What needs to be done
Every record needs to be restated word for word.

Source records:
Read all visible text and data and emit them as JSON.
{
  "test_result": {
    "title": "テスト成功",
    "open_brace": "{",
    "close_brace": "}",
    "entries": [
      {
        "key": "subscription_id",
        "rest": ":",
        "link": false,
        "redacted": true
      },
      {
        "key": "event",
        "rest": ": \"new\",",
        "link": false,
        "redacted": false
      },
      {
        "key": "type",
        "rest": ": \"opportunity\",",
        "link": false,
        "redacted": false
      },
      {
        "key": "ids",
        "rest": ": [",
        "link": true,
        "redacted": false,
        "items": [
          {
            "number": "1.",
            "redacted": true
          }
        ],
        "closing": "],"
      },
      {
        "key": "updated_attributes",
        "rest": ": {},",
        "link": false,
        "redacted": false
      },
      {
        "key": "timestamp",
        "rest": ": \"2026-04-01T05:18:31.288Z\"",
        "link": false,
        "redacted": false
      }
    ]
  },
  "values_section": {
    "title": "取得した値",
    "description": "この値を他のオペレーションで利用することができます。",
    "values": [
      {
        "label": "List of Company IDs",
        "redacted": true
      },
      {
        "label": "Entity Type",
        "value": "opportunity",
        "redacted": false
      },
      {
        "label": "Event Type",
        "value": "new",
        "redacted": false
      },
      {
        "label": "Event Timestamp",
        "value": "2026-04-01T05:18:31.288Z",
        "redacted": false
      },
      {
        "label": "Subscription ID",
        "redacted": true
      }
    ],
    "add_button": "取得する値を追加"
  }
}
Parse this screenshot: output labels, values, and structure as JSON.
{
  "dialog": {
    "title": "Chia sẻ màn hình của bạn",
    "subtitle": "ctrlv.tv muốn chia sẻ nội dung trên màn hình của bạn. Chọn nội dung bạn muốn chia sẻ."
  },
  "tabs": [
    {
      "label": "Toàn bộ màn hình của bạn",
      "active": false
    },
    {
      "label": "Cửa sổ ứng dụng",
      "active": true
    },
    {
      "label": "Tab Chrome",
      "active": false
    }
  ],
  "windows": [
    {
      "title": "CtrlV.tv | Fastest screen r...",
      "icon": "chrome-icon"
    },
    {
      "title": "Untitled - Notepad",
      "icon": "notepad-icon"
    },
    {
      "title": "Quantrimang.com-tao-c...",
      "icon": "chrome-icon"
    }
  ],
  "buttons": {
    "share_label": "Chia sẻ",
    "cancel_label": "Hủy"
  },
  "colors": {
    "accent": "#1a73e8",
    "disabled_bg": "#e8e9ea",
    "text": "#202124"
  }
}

Written solution
Read all visible text and data and emit them as JSON.
{
  "test_result": {
    "title": "テスト成功",
    "open_brace": "{",
    "close_brace": "}",
    "entries": [
      {
        "key": "subscription_id",
        "rest": ":",
        "link": false,
        "redacted": true
      },
      {
        "key": "event",
        "rest": ": \"new\",",
        "link": false,
        "redacted": false
      },
      {
        "key": "type",
        "rest": ": \"opportunity\",",
        "link": false,
        "redacted": false
      },
      {
        "key": "ids",
        "rest": ": [",
        "link": true,
        "redacted": false,
        "items": [
          {
            "number": "1.",
            "redacted": true
          }
        ],
        "closing": "],"
      },
      {
        "key": "updated_attributes",
        "rest": ": {},",
        "link": false,
        "redacted": false
      },
      {
        "key": "timestamp",
        "rest": ": \"2026-04-01T05:18:31.288Z\"",
        "link": false,
        "redacted": false
      }
    ]
  },
  "values_section": {
    "title": "取得した値",
    "description": "この値を他のオペレーションで利用することができます。",
    "values": [
      {
        "label": "List of Company IDs",
        "redacted": true
      },
      {
        "label": "Entity Type",
        "value": "opportunity",
        "redacted": false
      },
      {
        "label": "Event Type",
        "value": "new",
        "redacted": false
      },
      {
        "label": "Event Timestamp",
        "value": "2026-04-01T05:18:31.288Z",
        "redacted": false
      },
      {
        "label": "Subscription ID",
        "redacted": true
      }
    ],
    "add_button": "取得する値を追加"
  }
}
Parse this screenshot: output labels, values, and structure as JSON.
{
  "dialog": {
    "title": "Chia sẻ màn hình của bạn",
    "subtitle": "ctrlv.tv muốn chia sẻ nội dung trên màn hình của bạn. Chọn nội dung bạn muốn chia sẻ."
  },
  "tabs": [
    {
      "label": "Toàn bộ màn hình của bạn",
      "active": false
    },
    {
      "label": "Cửa sổ ứng dụng",
      "active": true
    },
    {
      "label": "Tab Chrome",
      "active": false
    }
  ],
  "windows": [
    {
      "title": "CtrlV.tv | Fastest screen r...",
      "icon": "chrome-icon"
    },
    {
      "title": "Untitled - Notepad",
      "icon": "notepad-icon"
    },
    {
      "title": "Quantrimang.com-tao-c...",
      "icon": "chrome-icon"
    }
  ],
  "buttons": {
    "share_label": "Chia sẻ",
    "cancel_label": "Hủy"
  },
  "colors": {
    "accent": "#1a73e8",
    "disabled_bg": "#e8e9ea",
    "text": "#202124"
  }
}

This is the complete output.